Aim of the task:
All of the entries below are to be retyped exactly.

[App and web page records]
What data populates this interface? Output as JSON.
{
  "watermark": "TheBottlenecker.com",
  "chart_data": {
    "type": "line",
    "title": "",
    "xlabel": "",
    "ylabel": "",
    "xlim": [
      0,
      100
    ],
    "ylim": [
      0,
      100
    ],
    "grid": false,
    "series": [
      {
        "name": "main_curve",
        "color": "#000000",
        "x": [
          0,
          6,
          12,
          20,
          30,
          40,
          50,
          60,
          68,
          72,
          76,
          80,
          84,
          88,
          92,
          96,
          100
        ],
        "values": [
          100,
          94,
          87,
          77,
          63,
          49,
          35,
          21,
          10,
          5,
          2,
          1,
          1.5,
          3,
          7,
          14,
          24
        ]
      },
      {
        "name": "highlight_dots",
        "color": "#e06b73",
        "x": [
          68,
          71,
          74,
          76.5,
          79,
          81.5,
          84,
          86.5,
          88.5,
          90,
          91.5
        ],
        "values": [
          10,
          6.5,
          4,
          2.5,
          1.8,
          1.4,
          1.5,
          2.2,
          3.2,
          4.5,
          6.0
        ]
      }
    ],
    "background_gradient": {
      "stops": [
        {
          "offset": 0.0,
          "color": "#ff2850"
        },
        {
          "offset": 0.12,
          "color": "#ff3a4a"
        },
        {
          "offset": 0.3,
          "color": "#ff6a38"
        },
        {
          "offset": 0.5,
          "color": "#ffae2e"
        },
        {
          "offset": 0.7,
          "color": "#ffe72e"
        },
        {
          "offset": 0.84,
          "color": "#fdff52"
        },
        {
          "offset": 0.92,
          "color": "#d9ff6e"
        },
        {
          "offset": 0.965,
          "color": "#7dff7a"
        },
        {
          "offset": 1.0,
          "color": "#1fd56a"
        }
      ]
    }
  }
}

Solution:
What data populates this interface? Output as JSON.
{
  "watermark": "TheBottlenecker.com",
  "chart_data": {
    "type": "line",
    "title": "",
    "xlabel": "",
    "ylabel": "",
    "xlim": [
      0,
      100
    ],
    "ylim": [
      0,
      100
    ],
    "grid": false,
    "series": [
      {
        "name": "main_curve",
        "color": "#000000",
        "x": [
          0,
          6,
          12,
          20,
          30,
          40,
          50,
          60,
          68,
          72,
          76,
          80,
          84,
          88,
          92,
          96,
          100
        ],
        "values": [
          100,
          94,
          87,
          77,
          63,
          49,
          35,
          21,
          10,
          5,
          2,
          1,
          1.5,
          3,
          7,
          14,
          24
        ]
      },
      {
        "name": "highlight_dots",
        "color": "#e06b73",
        "x": [
          68,
          71,
          74,
          76.5,
          79,
          81.5,
          84,
          86.5,
          88.5,
          90,
          91.5
        ],
        "values": [
          10,
          6.5,
          4,
          2.5,
          1.8,
          1.4,
          1.5,
          2.2,
          3.2,
          4.5,
          6.0
        ]
      }
    ],
    "background_gradient": {
      "stops": [
        {
          "offset": 0.0,
          "color": "#ff2850"
        },
        {
          "offset": 0.12,
          "color": "#ff3a4a"
        },
        {
          "offset": 0.3,
          "color": "#ff6a38"
        },
        {
          "offset": 0.5,
          "color": "#ffae2e"
        },
        {
          "offset": 0.7,
          "color": "#ffe72e"
        },
        {
          "offset": 0.84,
          "color": "#fdff52"
        },
        {
          "offset": 0.92,
          "color": "#d9ff6e"
        },
        {
          "offset": 0.965,
          "color": "#7dff7a"
        },
        {
          "offset": 1.0,
          "color": "#1fd56a"
        }
      ]
    }
  }
}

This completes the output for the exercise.